# How do measurements of $G$ account for variations in the local gravitational field?

One of the notable discrepancies of modern physics is the current disagreement of measurements of the gravitational constant $$G$$, well beyond reported uncertainties (and agreeing only to about 1 part in $$10^5$$). Part of the difficulty is that it's impossible to "screen out" the gravitational field of the environment as one screens out environmental electromagnetic fields with a Faraday cage.

For consider a test mass $$m$$ in an environment which includes

1. a field mass of 1 kg at a distance of 1 cm, producing a gravitational field of $$G \cdot 10^4 kg/m^2$$

2. the Earth, of course, producing a gravitational field of $$\sim 10 m / s^2 \approx G \cdot 10^{11} kg / m^2$$ (although note that typically one is measuring gravitational fields in a horizontal direction, where the component of the Earth's gravitational field is many orders of magnitude smaller)

3. the Sun and moon, producing a gravitational field variation over the course of a day of $$\sim 10 \mu m /s^2 \approx G \cdot 10^5 kg/m^2$$

4. a $$1000 kg$$ car parked $$100 m$$ away, producing a gravitational field of $$G \cdot 10^{-1} kg/m^2$$

5. a $$100 kg$$ human sitting $$10 m$$ away, producing a gravitational field of $$G \cdot 10^0 kg/m^2$$

6. a $$10^6 kg$$ cloud floating $$1 km$$ away, producing a gravitational field of $$G \cdot 10^0 kg/m^2$$

In an article such as this one, the figure on p. 7 indicates that one measures responses to variations in the gravitational field of the field mass occurring at frequencies of $$\sim 3\,$$mHz, i.e. periods of a few minutes. I'm confident that on these timescales we understand the Earth, Sun and Moon well enough to model their gravitational fields to the necessary accuracy and account for (2) and (3).

But I worry about sources like (4),(5), and (6). On the timescale of a few minutes and distance scales of $$10-1000 m$$, most universities (where such experiments typically take place) exhibit significant variation in the distribution of humans, cars, and clouds! And the back-of-the-envelope considerations above suggest that these sources of error have about the right relative order of magnitude ($$\geq$$ 1 part in $$10^5$$) to be significant.

That's why I'm confused that I haven't been able to find any discussion of such sources of error in measurements of $$G$$ (though I'm far from an expert), and leads to my

Questions:

1. Do the details of the experimental setup in measurements of $$G$$ render the above back-of-the-envelope considerations moot?

2. If so, this must have been an important design consideration for these experiments -- similar to the fact (which is touched on in any discussion of $$G$$ measurements) that one intentionally measures horizontal gravitational fields to avoid dealing with most of the Earth's gravitational field.

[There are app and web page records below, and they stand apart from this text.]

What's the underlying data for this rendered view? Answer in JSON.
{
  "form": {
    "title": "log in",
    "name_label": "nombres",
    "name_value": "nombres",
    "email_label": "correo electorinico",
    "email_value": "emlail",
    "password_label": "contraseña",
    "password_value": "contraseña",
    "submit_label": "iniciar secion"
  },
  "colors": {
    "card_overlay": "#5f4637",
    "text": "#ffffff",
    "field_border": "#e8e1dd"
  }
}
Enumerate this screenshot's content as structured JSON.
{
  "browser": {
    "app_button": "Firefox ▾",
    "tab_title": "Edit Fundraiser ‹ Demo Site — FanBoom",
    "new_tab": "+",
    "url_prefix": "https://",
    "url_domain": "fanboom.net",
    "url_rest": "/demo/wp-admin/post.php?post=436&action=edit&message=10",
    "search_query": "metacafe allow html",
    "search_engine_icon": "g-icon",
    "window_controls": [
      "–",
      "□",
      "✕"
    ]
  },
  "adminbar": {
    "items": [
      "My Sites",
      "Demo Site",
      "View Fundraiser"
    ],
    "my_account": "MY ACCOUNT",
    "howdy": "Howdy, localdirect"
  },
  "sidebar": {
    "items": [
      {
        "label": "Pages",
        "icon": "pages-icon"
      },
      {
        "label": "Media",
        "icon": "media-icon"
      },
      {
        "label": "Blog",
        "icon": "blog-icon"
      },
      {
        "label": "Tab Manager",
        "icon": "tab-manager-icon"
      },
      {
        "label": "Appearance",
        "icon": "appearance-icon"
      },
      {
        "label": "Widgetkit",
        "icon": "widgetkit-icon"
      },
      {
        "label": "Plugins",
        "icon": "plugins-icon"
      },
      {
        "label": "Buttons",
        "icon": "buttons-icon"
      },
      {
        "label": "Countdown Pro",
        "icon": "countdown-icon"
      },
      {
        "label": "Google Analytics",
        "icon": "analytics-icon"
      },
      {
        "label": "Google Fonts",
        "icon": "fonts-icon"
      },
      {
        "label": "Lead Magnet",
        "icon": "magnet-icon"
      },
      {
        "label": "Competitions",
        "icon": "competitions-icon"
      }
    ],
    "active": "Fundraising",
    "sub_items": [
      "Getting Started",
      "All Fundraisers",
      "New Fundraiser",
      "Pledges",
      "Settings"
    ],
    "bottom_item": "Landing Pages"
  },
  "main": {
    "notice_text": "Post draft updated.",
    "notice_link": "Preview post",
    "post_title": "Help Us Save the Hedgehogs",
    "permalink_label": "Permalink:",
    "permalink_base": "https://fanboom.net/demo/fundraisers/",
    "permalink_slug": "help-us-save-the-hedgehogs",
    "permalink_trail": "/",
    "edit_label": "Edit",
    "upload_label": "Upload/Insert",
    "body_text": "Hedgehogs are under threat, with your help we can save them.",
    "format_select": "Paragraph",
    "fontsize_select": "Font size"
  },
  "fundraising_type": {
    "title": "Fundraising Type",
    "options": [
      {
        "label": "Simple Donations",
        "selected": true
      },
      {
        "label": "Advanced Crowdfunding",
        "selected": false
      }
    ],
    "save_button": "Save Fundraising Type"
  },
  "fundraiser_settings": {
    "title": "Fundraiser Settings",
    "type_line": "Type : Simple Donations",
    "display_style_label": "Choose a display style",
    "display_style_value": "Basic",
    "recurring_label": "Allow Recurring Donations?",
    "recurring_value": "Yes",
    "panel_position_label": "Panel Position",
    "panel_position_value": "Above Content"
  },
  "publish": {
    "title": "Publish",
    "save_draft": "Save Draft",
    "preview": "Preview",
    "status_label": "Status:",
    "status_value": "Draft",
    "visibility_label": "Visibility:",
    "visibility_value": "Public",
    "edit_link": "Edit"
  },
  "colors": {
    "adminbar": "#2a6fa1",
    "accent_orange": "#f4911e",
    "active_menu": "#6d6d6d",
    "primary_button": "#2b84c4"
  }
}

So where can I find some discussion of this point?

3. If not, how are these sources of error accounted for? In the unlikely event that they're important but not accounted for, can they explain the discrepancies in the literature on measurements of $$G$$?

A fair criticism of this question is that I didn't actually, y'know, look at more than a paper or two in trying to find out the answer for myself. So I've taken a look at two papers reporting measurements of $$G$$.

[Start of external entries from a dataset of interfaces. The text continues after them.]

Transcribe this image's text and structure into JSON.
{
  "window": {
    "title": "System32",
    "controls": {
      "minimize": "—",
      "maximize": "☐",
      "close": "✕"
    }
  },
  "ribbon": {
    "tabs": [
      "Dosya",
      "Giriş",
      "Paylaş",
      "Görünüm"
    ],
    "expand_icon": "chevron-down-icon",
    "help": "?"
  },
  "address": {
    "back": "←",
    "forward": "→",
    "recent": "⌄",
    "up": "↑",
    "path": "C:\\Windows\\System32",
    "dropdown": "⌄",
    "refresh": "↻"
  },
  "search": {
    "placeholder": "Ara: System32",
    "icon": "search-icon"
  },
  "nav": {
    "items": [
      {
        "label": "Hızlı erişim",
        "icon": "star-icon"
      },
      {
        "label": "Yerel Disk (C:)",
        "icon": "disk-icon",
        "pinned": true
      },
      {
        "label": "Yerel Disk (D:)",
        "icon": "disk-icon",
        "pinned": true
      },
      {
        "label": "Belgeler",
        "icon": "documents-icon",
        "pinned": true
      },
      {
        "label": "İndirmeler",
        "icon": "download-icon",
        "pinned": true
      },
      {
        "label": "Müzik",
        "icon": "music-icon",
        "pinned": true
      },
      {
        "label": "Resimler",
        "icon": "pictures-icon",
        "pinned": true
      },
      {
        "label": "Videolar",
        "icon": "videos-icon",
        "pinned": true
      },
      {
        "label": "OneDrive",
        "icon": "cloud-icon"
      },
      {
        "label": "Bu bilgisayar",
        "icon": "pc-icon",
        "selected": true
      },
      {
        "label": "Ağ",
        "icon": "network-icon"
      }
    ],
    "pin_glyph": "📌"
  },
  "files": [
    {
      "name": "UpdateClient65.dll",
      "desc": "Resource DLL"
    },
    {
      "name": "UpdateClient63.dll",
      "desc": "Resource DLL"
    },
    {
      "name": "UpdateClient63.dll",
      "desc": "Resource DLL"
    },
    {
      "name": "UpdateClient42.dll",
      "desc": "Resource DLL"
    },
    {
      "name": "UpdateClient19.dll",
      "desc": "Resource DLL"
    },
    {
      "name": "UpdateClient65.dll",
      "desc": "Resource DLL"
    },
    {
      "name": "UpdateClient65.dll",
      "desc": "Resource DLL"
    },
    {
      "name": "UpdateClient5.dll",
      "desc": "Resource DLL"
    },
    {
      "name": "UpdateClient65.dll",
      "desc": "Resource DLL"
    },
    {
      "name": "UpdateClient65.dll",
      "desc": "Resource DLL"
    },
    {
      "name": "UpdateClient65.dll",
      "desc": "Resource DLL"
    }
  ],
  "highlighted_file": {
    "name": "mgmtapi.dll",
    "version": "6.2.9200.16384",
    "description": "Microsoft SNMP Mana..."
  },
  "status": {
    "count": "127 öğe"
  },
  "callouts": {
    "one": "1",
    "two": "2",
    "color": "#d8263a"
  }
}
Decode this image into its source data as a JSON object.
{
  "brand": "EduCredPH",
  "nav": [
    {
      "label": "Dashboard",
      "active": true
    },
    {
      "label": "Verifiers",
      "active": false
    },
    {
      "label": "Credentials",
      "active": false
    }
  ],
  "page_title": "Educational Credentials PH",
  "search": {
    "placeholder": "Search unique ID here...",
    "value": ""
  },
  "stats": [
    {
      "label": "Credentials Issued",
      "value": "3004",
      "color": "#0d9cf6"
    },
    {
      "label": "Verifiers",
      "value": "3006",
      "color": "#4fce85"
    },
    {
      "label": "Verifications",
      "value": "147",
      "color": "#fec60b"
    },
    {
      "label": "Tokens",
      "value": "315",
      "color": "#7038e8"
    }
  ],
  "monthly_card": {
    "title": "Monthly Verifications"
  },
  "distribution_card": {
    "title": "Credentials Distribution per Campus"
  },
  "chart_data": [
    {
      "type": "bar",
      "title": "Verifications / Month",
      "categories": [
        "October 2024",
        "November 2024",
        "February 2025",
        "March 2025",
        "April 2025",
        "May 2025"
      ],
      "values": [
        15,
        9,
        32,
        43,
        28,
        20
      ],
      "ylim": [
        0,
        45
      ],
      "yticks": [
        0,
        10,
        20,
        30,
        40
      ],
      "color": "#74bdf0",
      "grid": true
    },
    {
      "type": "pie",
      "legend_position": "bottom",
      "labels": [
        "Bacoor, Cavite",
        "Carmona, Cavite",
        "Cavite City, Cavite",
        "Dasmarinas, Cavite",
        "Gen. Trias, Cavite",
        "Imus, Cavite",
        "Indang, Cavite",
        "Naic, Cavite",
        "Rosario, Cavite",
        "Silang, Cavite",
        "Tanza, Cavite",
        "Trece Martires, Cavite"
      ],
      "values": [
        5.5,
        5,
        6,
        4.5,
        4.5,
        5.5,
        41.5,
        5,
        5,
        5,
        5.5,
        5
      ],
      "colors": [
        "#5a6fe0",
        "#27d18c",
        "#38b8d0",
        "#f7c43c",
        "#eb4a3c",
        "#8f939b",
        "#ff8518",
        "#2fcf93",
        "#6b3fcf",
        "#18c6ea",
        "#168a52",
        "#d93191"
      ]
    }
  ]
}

I was really hoping that this would resolve my confusion. Unfortunately, their error budgets do not, as far as I can tell (but I'm not actually a physicist), include any budget for variation in the local gravitational field -- only for variations coming from the field mass itself.

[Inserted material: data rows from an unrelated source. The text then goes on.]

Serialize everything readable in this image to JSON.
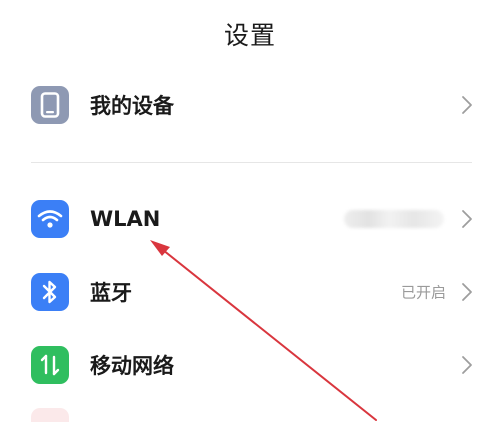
{
  "header": {
    "title": "设置"
  },
  "rows": [
    {
      "id": "my-device",
      "label": "我的设备",
      "status": ""
    },
    {
      "id": "wlan",
      "label": "WLAN",
      "status": ""
    },
    {
      "id": "bluetooth",
      "label": "蓝牙",
      "status": "已开启"
    },
    {
      "id": "mobile-network",
      "label": "移动网络",
      "status": ""
    }
  ],
  "icons": {
    "my_device": "phone-icon",
    "wlan": "wifi-icon",
    "bluetooth": "bluetooth-icon",
    "mobile_network": "mobile-data-icon",
    "chevron": "chevron-right-icon"
  },
  "colors": {
    "device_icon_bg": "#8e99b3",
    "wlan_icon_bg": "#3b7ff6",
    "bluetooth_icon_bg": "#3b7ff6",
    "mobile_icon_bg": "#2fbe5f",
    "annotation_arrow": "#d9363e",
    "status_text": "#9a9a9a"
  }
}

• Just nitpicking, 3mHz corresponds to the period of 1/0.003 ≈ 5.5 minutes, not 1 hour. But that's still a good question! – kkm Jun 27 at 15:57
• @kkm Thanks! I edited accordingly. I suppose this makes the problem worse for cars and people, but perhaps ameliorates it a bit for clouds. It's puzzling, though -- you'd think that if these effects were not taken into account, a single experiment would have trouble getting measurements of $G$ that were even self-consistent -- each group would be seeing fluctuations in $G$ over the course of a day and day-to-day. – tcamps Jun 27 at 17:56
• Researcher in this field have certainly calculated and understood the effects of local masses (people, cars, trains, clouds, mountains, aquifers, etc.) on their measurements. It’s almost a bit presumptuous to suppose they haven’t. I don’t know if these fluctuations limit their measurements or not. I would need to look at the error budgets in recent papers to see if these effects limit current measurements. This is why I post a comment and not an answer. I know researchers think about these things because I’ve heard about them in ligo and gravimeter talks. – jgerber Jun 27 at 18:40
• I think you should rephrase this question. In its current form, it implies that the physicists performing G measurements don't consider those sorts of details. – PM 2Ring Jun 27 at 19:11
• @EmilioPisanty Thanks! I've tried to tone it down a bit more now. – tcamps Jun 27 at 20:23